The tapetum, a structure located behind the retina in cats, is supposed to aid in night vision. The photoreceptors in the tapetum have an additional opportunity to capture the meager quantity of light that is present at night by reflecting light that passes between the rods and cones back to them. Cats’ eyes glow in the dark due to this.
For this research, Nickolay Lamm sought advice from Dr. DJ Haeussler of The Animal Eye Institute, Kerry L. Ketring, DVM, DACVO of All Animal Eye Clinic, and the Ophthalmology team at Penn Vet.
As to why cats purr,
Many of us are taught from a young age that when cats purr, it means they’re happy. While studies reveals that cats can purr for a variety of reasons, including communication, self-soothing, and even healing, the quiet rumble is regarded to be somewhat intentional and partially instinctual in cats. This explains why cats frequently purr when they’re hurt or after a tense situation.
Until they are around two weeks old, kittens are born blind and deaf. However, after just a few days, they start purring, mostly to let their moms know where they are and to get their attention when it’s time for feeding. This behavior persists into maturity, and cat owners who are subjected to a forceful purring display at mealtime will be familiar with it. But this is only one of the numerous applications for the purr.
When people pet cats, they frequently purr, which has led to the perception that purring is a happy sound. Cat behavior has been seen to show that they may also be attempting to urge additional engagement, as if to say “Continue petting me, please.
According to a 2009 study, cats can mimic a human baby’s screams by stifling them within their purr, which makes their owners feel loving. The study found that the sounds cats made when purring to beg for food was “They may be able to alter their purrs to convey different messages by making them more urgent and less pleasing.

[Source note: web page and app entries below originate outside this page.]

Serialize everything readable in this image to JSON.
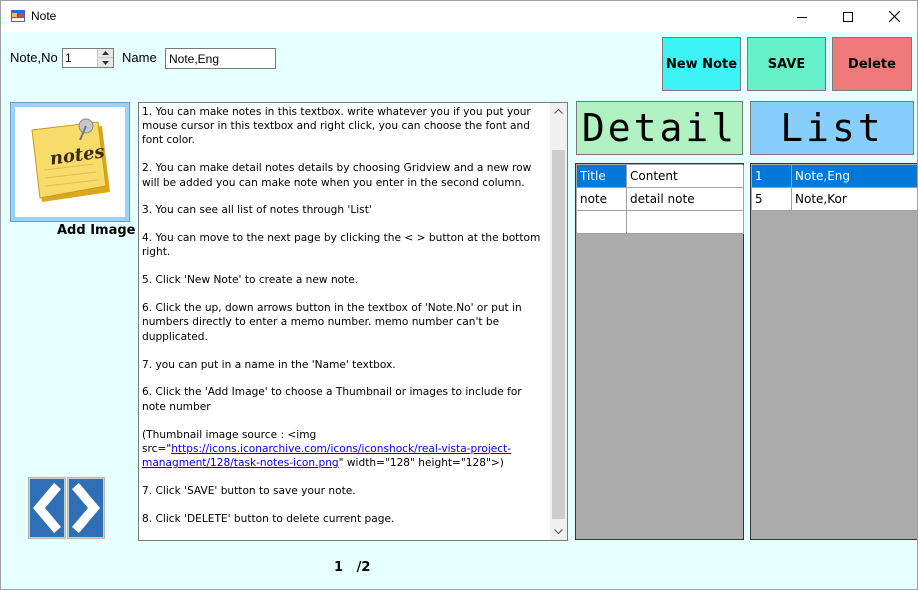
{
  "window": {
    "title": "Note"
  },
  "top_bar": {
    "note_no_label": "Note,No",
    "note_no_value": "1",
    "name_label": "Name",
    "name_value": "Note,Eng"
  },
  "buttons": {
    "new_note": "New Note",
    "save": "SAVE",
    "delete": "Delete"
  },
  "image_panel": {
    "add_image_label": "Add Image",
    "thumbnail_icon": "notes-icon"
  },
  "notes_text": {
    "p1": "1. You can make notes in this textbox. write whatever you if you put your mouse cursor in this textbox and right click, you can choose the font and font color.",
    "p2": "2. You can make detail notes details by choosing Gridview and a new row will be added you can make note when you enter in the second column.",
    "p3": "3. You can see all list of notes through 'List'",
    "p4": "4. You can move to the next page by clicking the < > button at the bottom right.",
    "p5": "5. Click 'New Note' to create a new note.",
    "p6": "6. Click the up, down arrows button in the textbox of 'Note.No' or put in numbers directly to enter a memo number. memo number can't be dupplicated.",
    "p7": "7. you can put in a name in the 'Name' textbox.",
    "p8": "6. Click the 'Add Image' to choose a Thumbnail or images to include for note number",
    "p9_pre": "(Thumbnail image source : <img src=\"",
    "p9_link": "https://icons.iconarchive.com/icons/iconshock/real-vista-project-managment/128/task-notes-icon.png",
    "p9_post": "\" width=\"128\" height=\"128\">)",
    "p10": "7. Click 'SAVE' button to save your note.",
    "p11": "8. Click 'DELETE' button to delete current page."
  },
  "pagination": {
    "current": "1",
    "separator": "/",
    "total": "2"
  },
  "detail": {
    "header": "Detail",
    "rows": [
      {
        "key": "Title",
        "value": "Content"
      },
      {
        "key": "note",
        "value": "detail note"
      },
      {
        "key": "",
        "value": ""
      }
    ]
  },
  "list": {
    "header": "List",
    "rows": [
      {
        "no": "1",
        "name": "Note,Eng"
      },
      {
        "no": "5",
        "name": "Note,Kor"
      }
    ]
  },
  "colors": {
    "background": "#e6ffff",
    "new_note": "#3cf4f4",
    "save": "#66f0c8",
    "delete": "#f07a7a",
    "detail_header": "#b0f2c2",
    "list_header": "#87cefa",
    "selection": "#0078d7"
  }
}
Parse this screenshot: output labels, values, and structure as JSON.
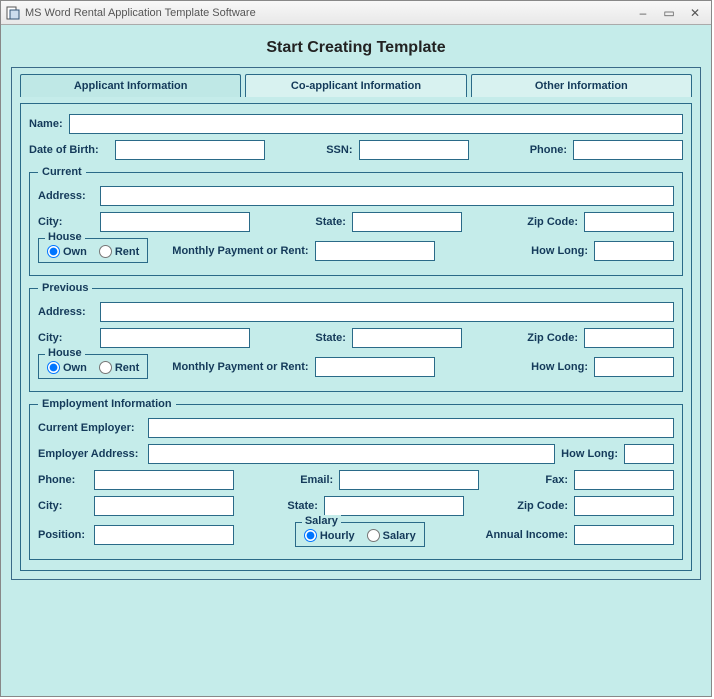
{
  "window_title": "MS Word Rental Application Template Software",
  "heading": "Start Creating Template",
  "tabs": {
    "applicant": "Applicant Information",
    "coapplicant": "Co-applicant Information",
    "other": "Other Information"
  },
  "section_top": {
    "name_label": "Name:",
    "dob_label": "Date of Birth:",
    "ssn_label": "SSN:",
    "phone_label": "Phone:"
  },
  "current": {
    "legend": "Current",
    "address_label": "Address:",
    "city_label": "City:",
    "state_label": "State:",
    "zip_label": "Zip Code:",
    "house_legend": "House",
    "own_label": "Own",
    "rent_label": "Rent",
    "monthly_label": "Monthly Payment or Rent:",
    "howlong_label": "How Long:"
  },
  "previous": {
    "legend": "Previous",
    "address_label": "Address:",
    "city_label": "City:",
    "state_label": "State:",
    "zip_label": "Zip Code:",
    "house_legend": "House",
    "own_label": "Own",
    "rent_label": "Rent",
    "monthly_label": "Monthly Payment or Rent:",
    "howlong_label": "How Long:"
  },
  "employment": {
    "legend": "Employment Information",
    "employer_label": "Current Employer:",
    "emp_address_label": "Employer Address:",
    "howlong_label": "How Long:",
    "phone_label": "Phone:",
    "email_label": "Email:",
    "fax_label": "Fax:",
    "city_label": "City:",
    "state_label": "State:",
    "zip_label": "Zip Code:",
    "position_label": "Position:",
    "salary_legend": "Salary",
    "hourly_label": "Hourly",
    "salary_label": "Salary",
    "annual_label": "Annual Income:"
  }
}
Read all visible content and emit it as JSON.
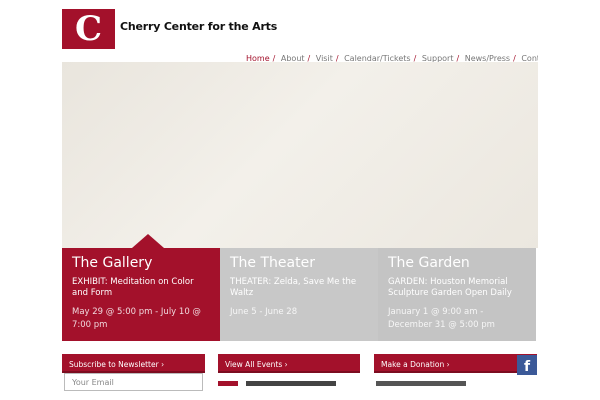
{
  "header": {
    "logo_letter": "C",
    "site_name": "Cherry Center for the Arts"
  },
  "nav": {
    "items": [
      "Home",
      "About",
      "Visit",
      "Calendar/Tickets",
      "Support",
      "News/Press",
      "Contact"
    ],
    "separator": "/"
  },
  "panels": [
    {
      "title": "The Gallery",
      "event": "EXHIBIT: Meditation on Color and Form",
      "dates": "May 29 @ 5:00 pm - July 10 @ 7:00 pm"
    },
    {
      "title": "The Theater",
      "event": "THEATER: Zelda, Save Me the Waltz",
      "dates": "June 5 - June 28"
    },
    {
      "title": "The Garden",
      "event": "GARDEN: Houston Memorial Sculpture Garden Open Daily",
      "dates": "January 1 @ 9:00 am - December 31 @ 5:00 pm"
    }
  ],
  "footer": {
    "newsletter_label": "Subscribe to Newsletter ›",
    "email_placeholder": "Your Email",
    "events_label": "View All Events ›",
    "donate_label": "Make a Donation ›",
    "facebook_glyph": "f"
  },
  "colors": {
    "accent": "#a3112b",
    "panel_grey": "#c8c8c8",
    "facebook": "#3b5998"
  }
}
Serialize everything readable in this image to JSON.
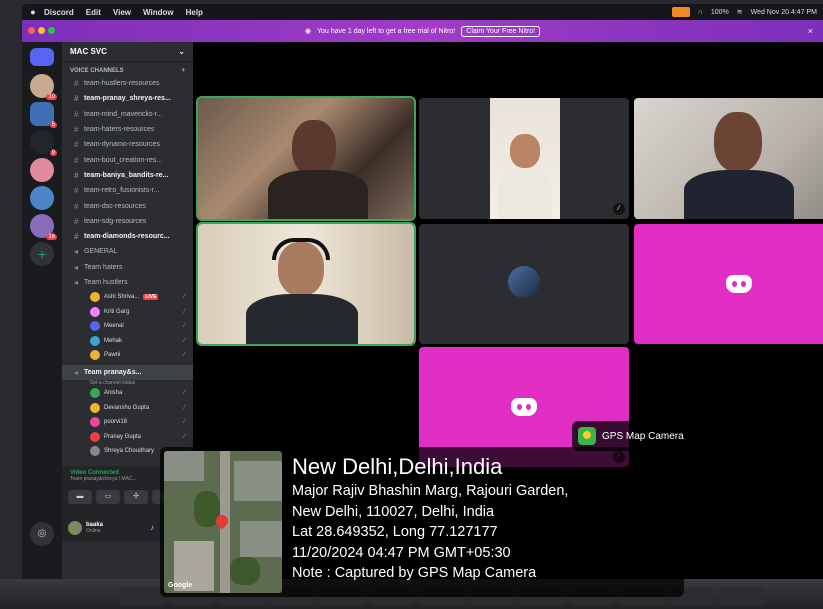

Research on feline behavior has trailed behind that on canine behavior, but a 1991 study came to the conclusion that a cat’s voice box, or larynx, is where it purrs. Cats breathe by rapidly and rhythmically expanding and contracting the glottis, the region around their voice cords. The purring sound is produced as the air vibrates over the laryngeal muscles of their larynx.
But why do they purr following a tense situation? According to a 2001 study that appeared in The Journal of the Acoustical Society of America, domestic cats and some big cat species, such as pumas and cheetahs, may purr at frequencies that are ideal for reducing pain and even bone restoration.
How can you determine the cause of your cat’s purring? By observing their body language and the surrounding situation, you have the best opportunity of understanding them. If they are purring in the morning, they might be requesting food. They might be saying hello if you’ve just gotten home from a long day at work, and if they’re curled up on your lap purring happily, they might just be expressing their approval.